Top of RECORDS SUPPLIED

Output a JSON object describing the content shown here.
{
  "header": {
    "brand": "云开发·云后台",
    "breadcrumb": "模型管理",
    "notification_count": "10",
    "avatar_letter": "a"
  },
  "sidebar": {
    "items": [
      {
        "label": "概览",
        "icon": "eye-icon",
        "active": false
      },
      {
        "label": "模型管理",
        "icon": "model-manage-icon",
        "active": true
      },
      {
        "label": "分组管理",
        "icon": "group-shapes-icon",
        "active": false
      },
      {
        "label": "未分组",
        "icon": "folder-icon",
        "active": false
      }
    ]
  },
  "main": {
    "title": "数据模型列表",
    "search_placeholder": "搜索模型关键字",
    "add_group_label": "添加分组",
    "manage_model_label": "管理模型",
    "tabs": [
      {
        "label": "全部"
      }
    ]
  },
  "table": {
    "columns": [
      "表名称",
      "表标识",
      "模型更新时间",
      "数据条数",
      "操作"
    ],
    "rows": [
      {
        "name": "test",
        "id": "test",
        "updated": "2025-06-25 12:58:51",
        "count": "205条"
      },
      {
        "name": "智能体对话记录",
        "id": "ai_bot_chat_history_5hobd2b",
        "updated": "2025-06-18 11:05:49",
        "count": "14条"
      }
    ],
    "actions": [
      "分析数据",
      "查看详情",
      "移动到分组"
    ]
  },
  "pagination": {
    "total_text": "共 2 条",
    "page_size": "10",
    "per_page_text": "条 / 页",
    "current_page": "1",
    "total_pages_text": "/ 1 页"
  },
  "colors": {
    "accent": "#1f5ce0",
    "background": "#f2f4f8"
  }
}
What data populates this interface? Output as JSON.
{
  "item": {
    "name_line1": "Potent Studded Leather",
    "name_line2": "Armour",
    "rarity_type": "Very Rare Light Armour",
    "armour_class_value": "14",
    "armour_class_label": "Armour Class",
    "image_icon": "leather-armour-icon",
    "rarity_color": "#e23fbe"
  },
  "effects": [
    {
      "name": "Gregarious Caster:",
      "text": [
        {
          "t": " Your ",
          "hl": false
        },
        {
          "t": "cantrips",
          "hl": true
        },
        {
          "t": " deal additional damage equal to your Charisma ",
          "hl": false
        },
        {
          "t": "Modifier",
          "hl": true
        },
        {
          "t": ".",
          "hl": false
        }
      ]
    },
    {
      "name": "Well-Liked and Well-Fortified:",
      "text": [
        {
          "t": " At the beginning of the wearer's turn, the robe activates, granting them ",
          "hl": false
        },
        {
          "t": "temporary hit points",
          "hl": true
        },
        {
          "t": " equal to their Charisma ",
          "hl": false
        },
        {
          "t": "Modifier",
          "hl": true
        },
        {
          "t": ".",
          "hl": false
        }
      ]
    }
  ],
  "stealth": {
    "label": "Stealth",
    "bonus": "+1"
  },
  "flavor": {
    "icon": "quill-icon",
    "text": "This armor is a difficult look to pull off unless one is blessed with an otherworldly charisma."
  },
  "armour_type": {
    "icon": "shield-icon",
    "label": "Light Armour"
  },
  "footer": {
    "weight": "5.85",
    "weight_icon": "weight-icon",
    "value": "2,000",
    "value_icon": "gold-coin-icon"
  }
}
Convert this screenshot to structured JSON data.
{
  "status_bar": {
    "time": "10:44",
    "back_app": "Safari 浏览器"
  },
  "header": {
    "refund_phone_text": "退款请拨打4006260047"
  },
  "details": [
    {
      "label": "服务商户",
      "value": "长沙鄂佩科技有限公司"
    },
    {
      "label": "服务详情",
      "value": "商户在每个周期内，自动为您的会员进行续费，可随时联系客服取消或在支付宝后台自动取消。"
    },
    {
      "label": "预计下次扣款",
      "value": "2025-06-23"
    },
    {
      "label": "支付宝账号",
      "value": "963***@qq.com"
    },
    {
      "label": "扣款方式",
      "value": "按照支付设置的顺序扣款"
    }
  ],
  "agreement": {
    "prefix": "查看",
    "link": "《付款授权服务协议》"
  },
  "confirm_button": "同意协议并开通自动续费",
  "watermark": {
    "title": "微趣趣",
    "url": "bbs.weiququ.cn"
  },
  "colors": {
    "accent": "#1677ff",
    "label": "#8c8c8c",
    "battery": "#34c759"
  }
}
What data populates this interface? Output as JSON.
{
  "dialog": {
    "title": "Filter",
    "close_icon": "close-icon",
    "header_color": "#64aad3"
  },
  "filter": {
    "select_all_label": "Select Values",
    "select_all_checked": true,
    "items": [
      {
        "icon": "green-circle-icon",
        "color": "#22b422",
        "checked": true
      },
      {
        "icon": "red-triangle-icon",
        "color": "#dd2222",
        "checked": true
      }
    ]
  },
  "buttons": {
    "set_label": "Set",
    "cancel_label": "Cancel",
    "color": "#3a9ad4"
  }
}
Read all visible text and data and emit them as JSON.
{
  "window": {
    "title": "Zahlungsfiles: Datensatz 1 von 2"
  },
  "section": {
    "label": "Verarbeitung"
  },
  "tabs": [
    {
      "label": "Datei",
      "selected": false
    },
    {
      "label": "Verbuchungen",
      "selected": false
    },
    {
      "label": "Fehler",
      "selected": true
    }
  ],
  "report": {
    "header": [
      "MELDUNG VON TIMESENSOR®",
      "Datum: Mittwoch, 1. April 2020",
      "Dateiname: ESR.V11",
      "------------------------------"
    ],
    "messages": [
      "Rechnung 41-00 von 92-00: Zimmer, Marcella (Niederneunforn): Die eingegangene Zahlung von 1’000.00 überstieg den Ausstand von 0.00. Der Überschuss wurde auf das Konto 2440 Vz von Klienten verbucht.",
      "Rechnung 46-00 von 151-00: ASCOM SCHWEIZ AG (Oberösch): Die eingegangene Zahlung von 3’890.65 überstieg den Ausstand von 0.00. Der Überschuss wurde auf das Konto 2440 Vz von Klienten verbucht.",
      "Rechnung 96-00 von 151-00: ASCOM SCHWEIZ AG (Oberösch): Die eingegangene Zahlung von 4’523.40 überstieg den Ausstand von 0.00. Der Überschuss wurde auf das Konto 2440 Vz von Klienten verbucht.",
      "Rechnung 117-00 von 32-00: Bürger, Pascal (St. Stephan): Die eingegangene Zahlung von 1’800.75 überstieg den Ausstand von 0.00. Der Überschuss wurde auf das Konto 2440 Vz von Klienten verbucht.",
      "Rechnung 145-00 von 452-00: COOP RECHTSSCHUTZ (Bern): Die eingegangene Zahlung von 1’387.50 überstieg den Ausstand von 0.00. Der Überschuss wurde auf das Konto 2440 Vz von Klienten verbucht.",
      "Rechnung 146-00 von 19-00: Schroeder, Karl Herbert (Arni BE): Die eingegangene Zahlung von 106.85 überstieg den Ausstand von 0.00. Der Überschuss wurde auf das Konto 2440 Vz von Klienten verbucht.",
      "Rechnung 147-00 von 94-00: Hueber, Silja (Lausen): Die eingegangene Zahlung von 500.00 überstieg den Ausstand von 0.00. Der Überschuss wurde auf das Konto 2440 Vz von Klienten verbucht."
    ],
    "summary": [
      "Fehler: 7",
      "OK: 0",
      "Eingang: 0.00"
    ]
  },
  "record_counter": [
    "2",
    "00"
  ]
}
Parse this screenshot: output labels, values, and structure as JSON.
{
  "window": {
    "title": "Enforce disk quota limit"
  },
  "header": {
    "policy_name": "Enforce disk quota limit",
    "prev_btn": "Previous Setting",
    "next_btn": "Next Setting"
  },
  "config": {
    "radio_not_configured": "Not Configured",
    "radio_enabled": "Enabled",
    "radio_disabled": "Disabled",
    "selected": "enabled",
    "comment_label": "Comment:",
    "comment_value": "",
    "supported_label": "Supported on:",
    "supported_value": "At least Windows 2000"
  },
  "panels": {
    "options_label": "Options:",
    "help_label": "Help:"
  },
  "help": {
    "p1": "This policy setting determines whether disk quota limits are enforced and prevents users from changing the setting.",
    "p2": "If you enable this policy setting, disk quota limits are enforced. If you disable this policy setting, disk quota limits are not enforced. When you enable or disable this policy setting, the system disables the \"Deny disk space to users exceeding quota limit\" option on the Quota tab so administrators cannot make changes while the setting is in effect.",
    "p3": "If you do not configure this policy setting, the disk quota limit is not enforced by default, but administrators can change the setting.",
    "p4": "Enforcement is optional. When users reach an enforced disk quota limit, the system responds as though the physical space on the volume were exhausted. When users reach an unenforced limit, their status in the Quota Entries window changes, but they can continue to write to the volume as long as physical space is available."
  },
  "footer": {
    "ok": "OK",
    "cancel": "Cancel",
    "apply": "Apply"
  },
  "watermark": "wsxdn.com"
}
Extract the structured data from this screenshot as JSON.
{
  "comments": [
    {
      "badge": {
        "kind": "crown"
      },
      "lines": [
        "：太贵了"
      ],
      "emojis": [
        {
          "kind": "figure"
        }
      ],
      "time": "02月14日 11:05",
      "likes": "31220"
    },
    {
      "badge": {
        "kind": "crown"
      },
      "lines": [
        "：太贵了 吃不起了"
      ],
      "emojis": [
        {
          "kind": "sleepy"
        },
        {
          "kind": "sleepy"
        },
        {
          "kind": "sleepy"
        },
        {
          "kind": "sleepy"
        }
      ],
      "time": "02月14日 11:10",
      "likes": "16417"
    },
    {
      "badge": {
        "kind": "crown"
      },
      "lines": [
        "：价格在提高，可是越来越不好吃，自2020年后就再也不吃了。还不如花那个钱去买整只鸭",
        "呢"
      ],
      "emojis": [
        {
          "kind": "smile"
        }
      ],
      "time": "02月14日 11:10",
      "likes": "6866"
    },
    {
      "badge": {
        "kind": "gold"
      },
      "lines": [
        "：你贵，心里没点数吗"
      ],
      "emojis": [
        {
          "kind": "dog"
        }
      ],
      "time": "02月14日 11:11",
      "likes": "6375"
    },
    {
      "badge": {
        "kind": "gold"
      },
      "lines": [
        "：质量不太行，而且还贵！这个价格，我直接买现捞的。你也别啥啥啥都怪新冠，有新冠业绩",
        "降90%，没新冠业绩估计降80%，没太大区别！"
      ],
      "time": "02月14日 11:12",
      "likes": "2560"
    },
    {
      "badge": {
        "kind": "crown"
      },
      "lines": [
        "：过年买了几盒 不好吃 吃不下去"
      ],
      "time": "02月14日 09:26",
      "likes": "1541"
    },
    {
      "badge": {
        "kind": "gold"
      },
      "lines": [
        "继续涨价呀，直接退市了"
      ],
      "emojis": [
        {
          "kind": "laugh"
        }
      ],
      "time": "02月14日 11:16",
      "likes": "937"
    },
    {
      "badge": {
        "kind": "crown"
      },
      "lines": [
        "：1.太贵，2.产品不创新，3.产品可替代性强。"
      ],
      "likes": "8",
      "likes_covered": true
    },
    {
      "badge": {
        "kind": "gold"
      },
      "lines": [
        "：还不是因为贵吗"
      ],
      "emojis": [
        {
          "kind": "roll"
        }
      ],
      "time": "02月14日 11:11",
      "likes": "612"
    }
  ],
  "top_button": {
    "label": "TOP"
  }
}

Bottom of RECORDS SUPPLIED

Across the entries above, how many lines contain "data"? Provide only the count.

5